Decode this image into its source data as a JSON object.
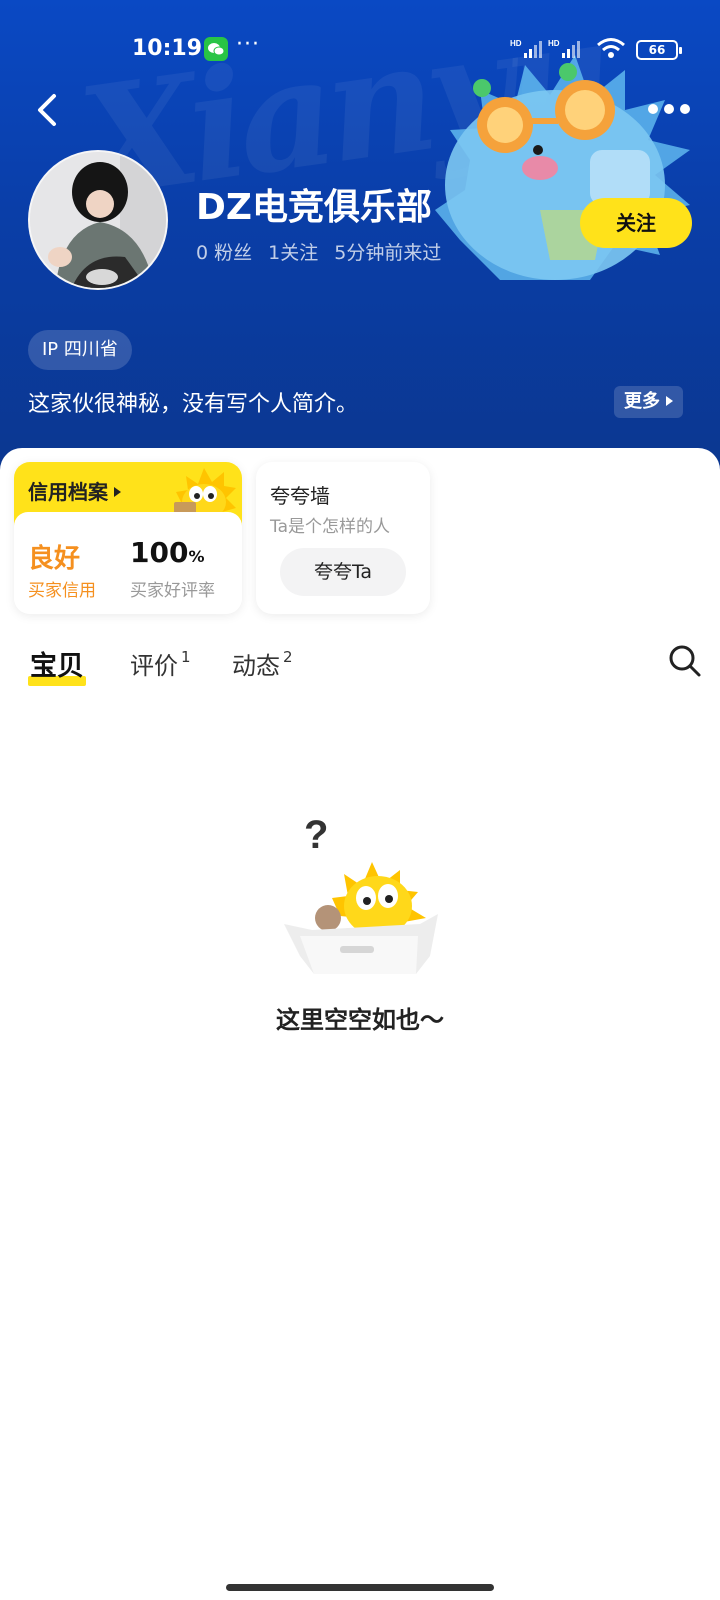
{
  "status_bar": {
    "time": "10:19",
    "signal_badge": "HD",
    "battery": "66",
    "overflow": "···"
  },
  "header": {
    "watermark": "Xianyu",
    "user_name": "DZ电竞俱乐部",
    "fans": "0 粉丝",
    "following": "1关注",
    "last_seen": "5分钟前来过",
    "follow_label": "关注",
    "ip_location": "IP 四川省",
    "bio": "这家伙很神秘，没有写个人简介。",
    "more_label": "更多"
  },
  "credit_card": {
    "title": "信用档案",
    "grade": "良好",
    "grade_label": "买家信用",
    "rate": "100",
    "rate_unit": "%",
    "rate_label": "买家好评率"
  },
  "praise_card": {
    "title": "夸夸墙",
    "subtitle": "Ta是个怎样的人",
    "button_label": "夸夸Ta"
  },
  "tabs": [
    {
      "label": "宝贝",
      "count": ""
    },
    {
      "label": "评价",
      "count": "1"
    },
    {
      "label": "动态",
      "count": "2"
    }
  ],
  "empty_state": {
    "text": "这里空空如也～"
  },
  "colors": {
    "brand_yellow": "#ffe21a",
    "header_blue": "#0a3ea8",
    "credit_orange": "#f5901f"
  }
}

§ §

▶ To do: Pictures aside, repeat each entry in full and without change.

▶ Problem solution:
Decode this image into its source data as a JSON object.
{
  "status_bar": {
    "time": "10:19",
    "signal_badge": "HD",
    "battery": "66",
    "overflow": "···"
  },
  "header": {
    "watermark": "Xianyu",
    "user_name": "DZ电竞俱乐部",
    "fans": "0 粉丝",
    "following": "1关注",
    "last_seen": "5分钟前来过",
    "follow_label": "关注",
    "ip_location": "IP 四川省",
    "bio": "这家伙很神秘，没有写个人简介。",
    "more_label": "更多"
  },
  "credit_card": {
    "title": "信用档案",
    "grade": "良好",
    "grade_label": "买家信用",
    "rate": "100",
    "rate_unit": "%",
    "rate_label": "买家好评率"
  },
  "praise_card": {
    "title": "夸夸墙",
    "subtitle": "Ta是个怎样的人",
    "button_label": "夸夸Ta"
  },
  "tabs": [
    {
      "label": "宝贝",
      "count": ""
    },
    {
      "label": "评价",
      "count": "1"
    },
    {
      "label": "动态",
      "count": "2"
    }
  ],
  "empty_state": {
    "text": "这里空空如也～"
  },
  "colors": {
    "brand_yellow": "#ffe21a",
    "header_blue": "#0a3ea8",
    "credit_orange": "#f5901f"
  }
}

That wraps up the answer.